A Discworld legend in its own right, the Battle of Koom Valley is one of those "We won!" - "No, we won!" myths so many societies possess. Each side ambushed the other. Both sides shamefully ran away at its conclusion. Legends inspire spin-off myths and Koom Valley is no exception. There's even a massive painting depicting the confrontation. And a "sign" is supposedly hidden away in the daubs of paint. Or someplace. It's hard to tell, however, since the 50 feet of canvas has been taken from its frame. Vimes, who might be goaded into solving that crime, hasn't the time. He's busy investigating a murder that didn't happen. And learning to cope with a new recruit - one representing the last minority group entering his City's population.

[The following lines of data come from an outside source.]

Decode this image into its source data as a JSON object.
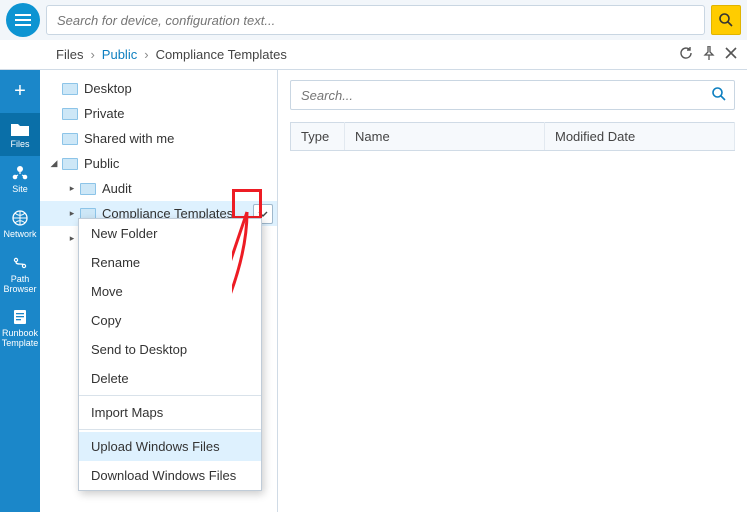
{
  "header": {
    "search_placeholder": "Search for device, configuration text..."
  },
  "breadcrumb": {
    "root": "Files",
    "mid": "Public",
    "leaf": "Compliance Templates"
  },
  "navrail": {
    "files": "Files",
    "site": "Site",
    "network": "Network",
    "path": "Path Browser",
    "runbook": "Runbook Template"
  },
  "tree": {
    "desktop": "Desktop",
    "private": "Private",
    "shared": "Shared with me",
    "public": "Public",
    "audit": "Audit",
    "compliance": "Compliance Templates",
    "blank": ""
  },
  "context_menu": {
    "new_folder": "New Folder",
    "rename": "Rename",
    "move": "Move",
    "copy": "Copy",
    "send_desktop": "Send to Desktop",
    "delete": "Delete",
    "import_maps": "Import Maps",
    "upload_windows": "Upload Windows Files",
    "download_windows": "Download Windows Files"
  },
  "content": {
    "search_placeholder": "Search...",
    "col_type": "Type",
    "col_name": "Name",
    "col_modified": "Modified Date"
  },
  "highlight_colors": {
    "red": "#ed1c24"
  }
}
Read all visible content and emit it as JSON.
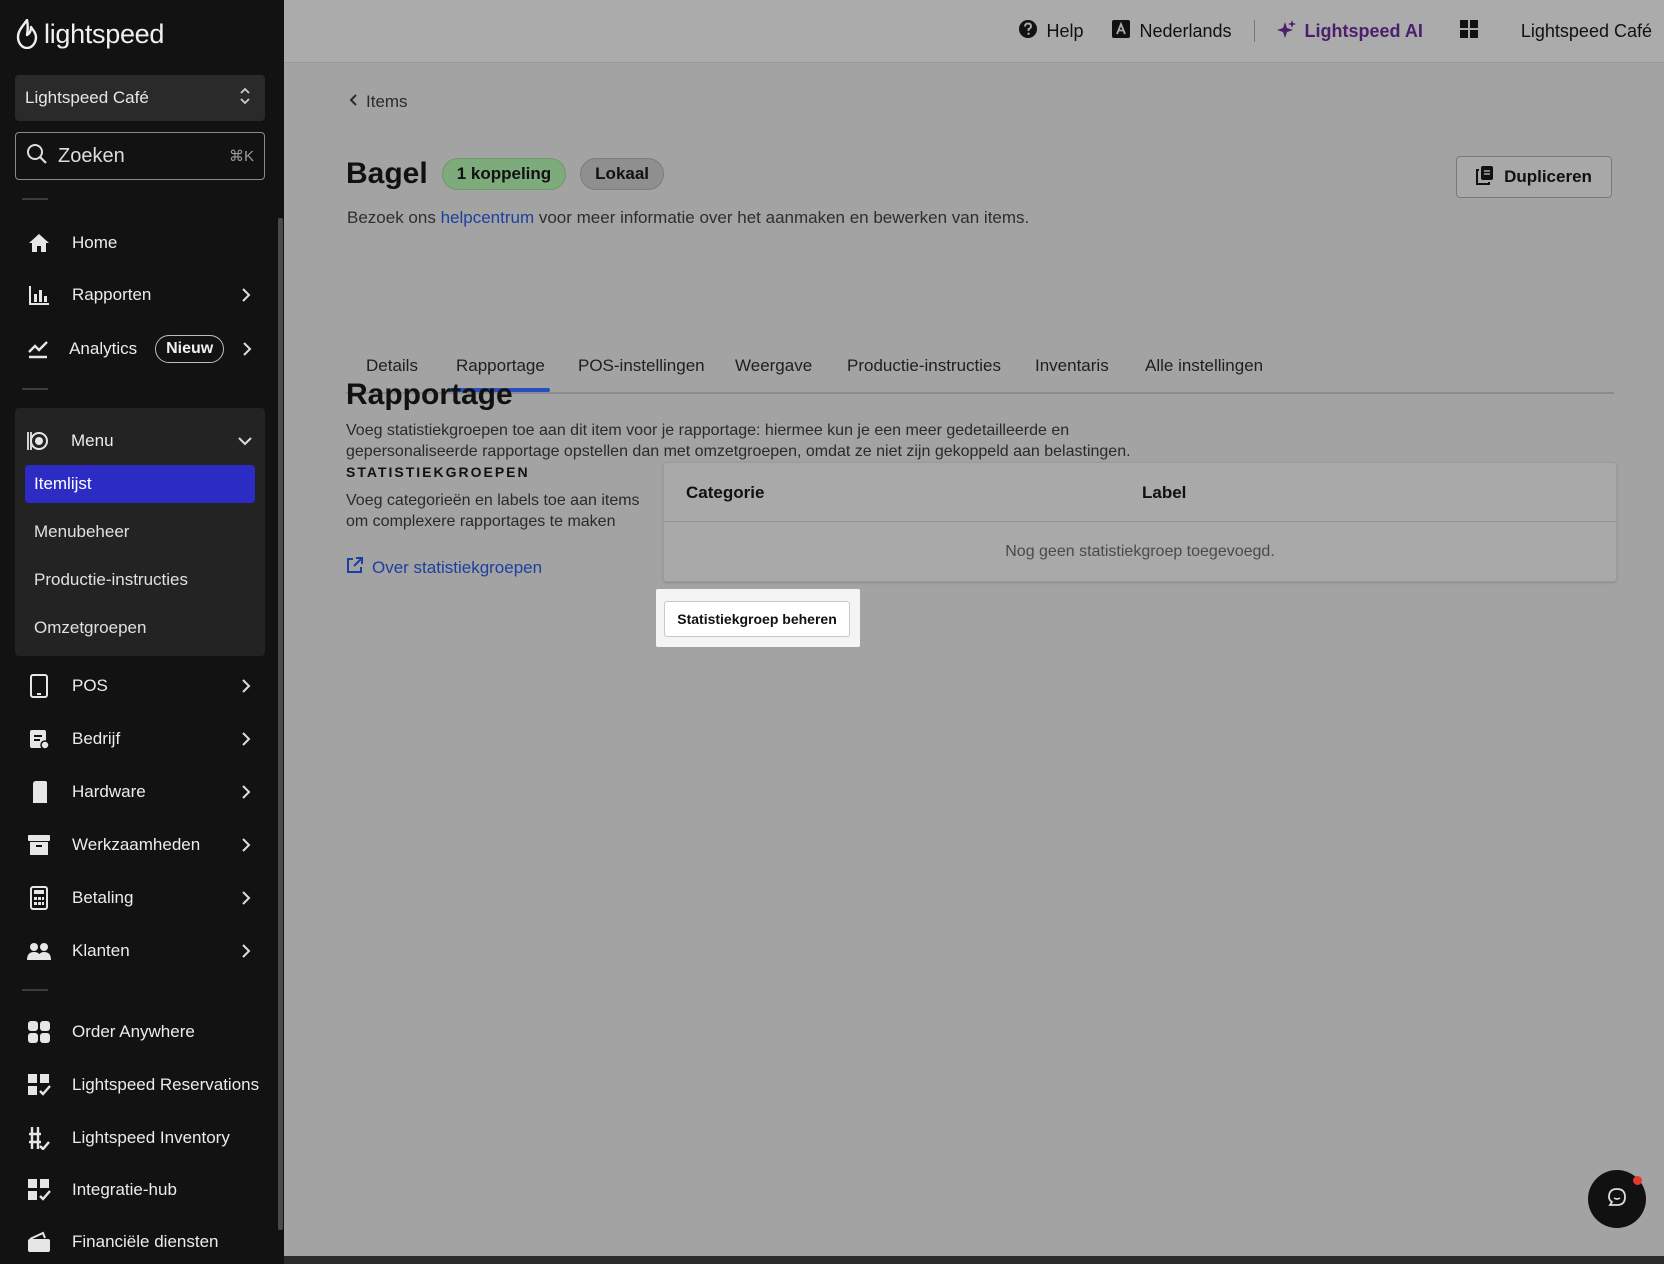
{
  "sidebar": {
    "brand": "lightspeed",
    "store": "Lightspeed Café",
    "search": {
      "label": "Zoeken",
      "shortcut": "⌘K"
    },
    "items": [
      {
        "label": "Home"
      },
      {
        "label": "Rapporten"
      },
      {
        "label": "Analytics",
        "badge": "Nieuw"
      },
      {
        "label": "Menu"
      },
      {
        "label": "POS"
      },
      {
        "label": "Bedrijf"
      },
      {
        "label": "Hardware"
      },
      {
        "label": "Werkzaamheden"
      },
      {
        "label": "Betaling"
      },
      {
        "label": "Klanten"
      },
      {
        "label": "Order Anywhere"
      },
      {
        "label": "Lightspeed Reservations"
      },
      {
        "label": "Lightspeed Inventory"
      },
      {
        "label": "Integratie-hub"
      },
      {
        "label": "Financiële diensten"
      }
    ],
    "menu_sub": [
      {
        "label": "Itemlijst"
      },
      {
        "label": "Menubeheer"
      },
      {
        "label": "Productie-instructies"
      },
      {
        "label": "Omzetgroepen"
      }
    ]
  },
  "topbar": {
    "help": "Help",
    "language": "Nederlands",
    "ai": "Lightspeed AI",
    "account": "Lightspeed Café"
  },
  "page": {
    "breadcrumb": "Items",
    "title": "Bagel",
    "badge_link": "1 koppeling",
    "badge_local": "Lokaal",
    "duplicate": "Dupliceren",
    "help_prefix": "Bezoek ons ",
    "help_link": "helpcentrum",
    "help_suffix": " voor meer informatie over het aanmaken en bewerken van items.",
    "tabs": [
      "Details",
      "Rapportage",
      "POS-instellingen",
      "Weergave",
      "Productie-instructies",
      "Inventaris",
      "Alle instellingen"
    ],
    "active_tab": "Rapportage",
    "section_title": "Rapportage",
    "section_desc": "Voeg statistiekgroepen toe aan dit item voor je rapportage: hiermee kun je een meer gedetailleerde en gepersonaliseerde rapportage opstellen dan met omzetgroepen, omdat ze niet zijn gekoppeld aan belastingen.",
    "stat_heading": "STATISTIEKGROEPEN",
    "stat_desc": "Voeg categorieën en labels toe aan items om complexere rapportages te maken",
    "stat_link": "Over statistiekgroepen",
    "table": {
      "columns": [
        "Categorie",
        "Label"
      ],
      "empty": "Nog geen statistiekgroep toegevoegd."
    },
    "manage_button": "Statistiekgroep beheren"
  },
  "colors": {
    "sidebar_bg": "#121212",
    "active_item": "#2c2cc5",
    "link": "#1d3fa0",
    "ai_accent": "#4b1e6e",
    "tab_underline": "#2a4ec1",
    "badge_green": "#7eab7b",
    "notification_dot": "#e23a2e"
  },
  "icons": {
    "topbar": [
      "help-icon",
      "language-icon",
      "ai-sparkle-icon",
      "apps-grid-icon"
    ],
    "chat": "chat-icon"
  }
}
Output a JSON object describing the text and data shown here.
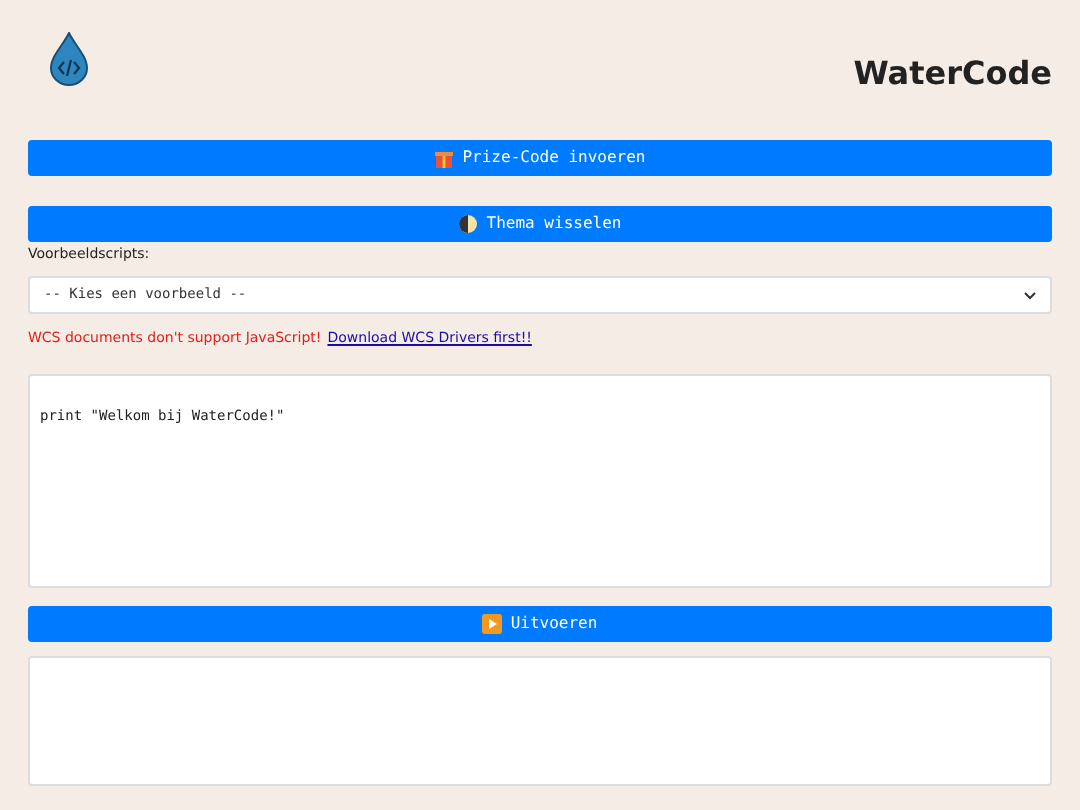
{
  "header": {
    "title": "WaterCode"
  },
  "buttons": [
    {
      "kind": "gift",
      "label": "Prize-Code invoeren"
    },
    {
      "kind": "theme",
      "label": "Thema wisselen"
    }
  ],
  "examples": {
    "label": "Voorbeeldscripts:",
    "value": "-- Kies een voorbeeld --"
  },
  "warning": {
    "text": "WCS documents don't support JavaScript!",
    "link": "Download WCS Drivers first!!"
  },
  "editor": {
    "value": "print \"Welkom bij WaterCode!\""
  },
  "run_button": {
    "kind": "play",
    "label": "Uitvoeren"
  }
}
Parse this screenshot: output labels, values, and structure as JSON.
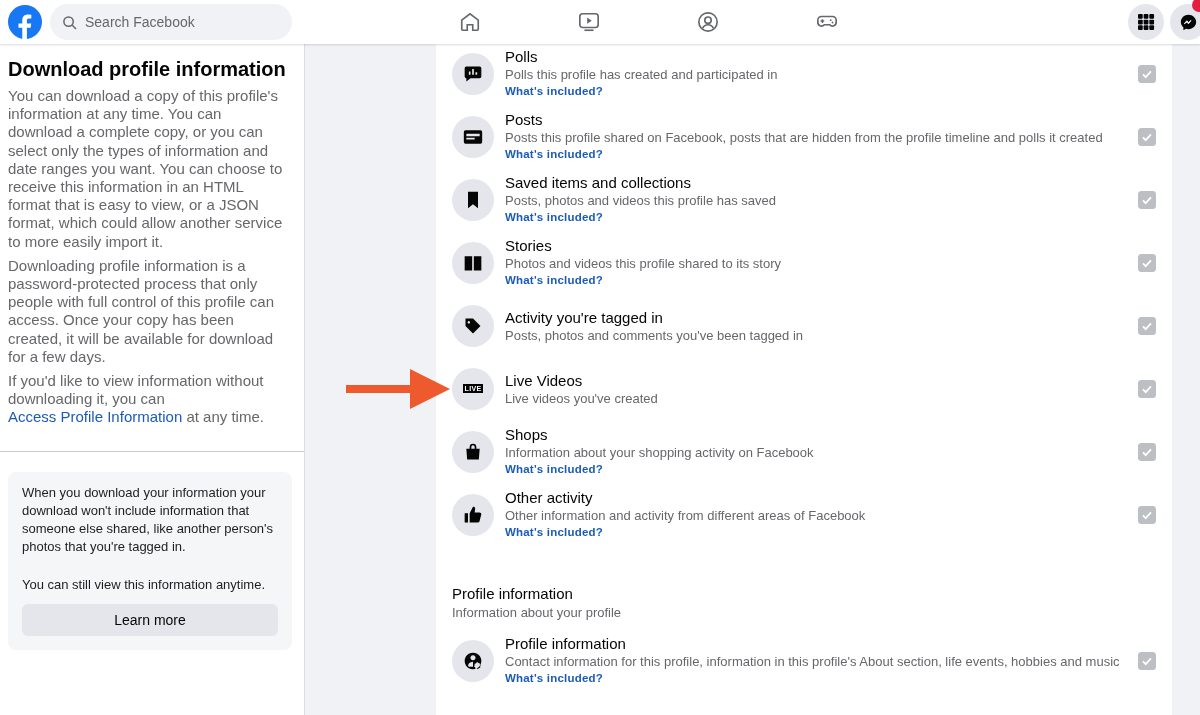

It takes a split personality to appreciate Pratchett fully on a first reading. One side can inhale the wit and surprises Pratchett produces in all of his stories. The other side can take pause and note the graceful nuances that represent deeper human values. Are the grags just fantasy characters? Or are they mullahs, rabbis or even ministers from the Southron Baptist Convention? If dwarfs, golems and trolls in the City Watch are "all coppers", are the citizens of Ankh-Morpork just citizens? Should the distinctions and customs of various groups be allowed to set aside or modify the City's Law? How meaningful are "ethnic traditions" and who is allowed to decide what these shall be? Pratchett, with astonishing frankness, wraps these questions within his usual framework of wit and hilarity. But when you've recovered your breath from laughing, you will find the questions still there.
Those who are new to Pratchett may find this book a bit confusing. The characters, developed and portrayed over many volumes, have clearly depicted, individual personalities. The new reader, along with Mr A.E. Pessimal, may well ask "What is Corporal 'Nobby' Nobbs for?". Many of us are still wondering. But no Pratchett reader would give up the man who carries a certificate to prove he's human. And all will welcome this new, worldly, version of The Auditors. The new reader will meet Angua and may puzzle over her reaction to Sally. The established reader will gain an entirely new view of this officer - and be reminded that Gaspode forecast aspects of canine behaviour several books back. All these twists and arabesques demonstrate once more, if it needed buttressing, that Pratchett, even after so many Discworld books, remains a master of innovation and surprise. New and faithful readers of Pratchett will combine to applaude this outstanding work. [stephen a. haines - Ottawa, Canada]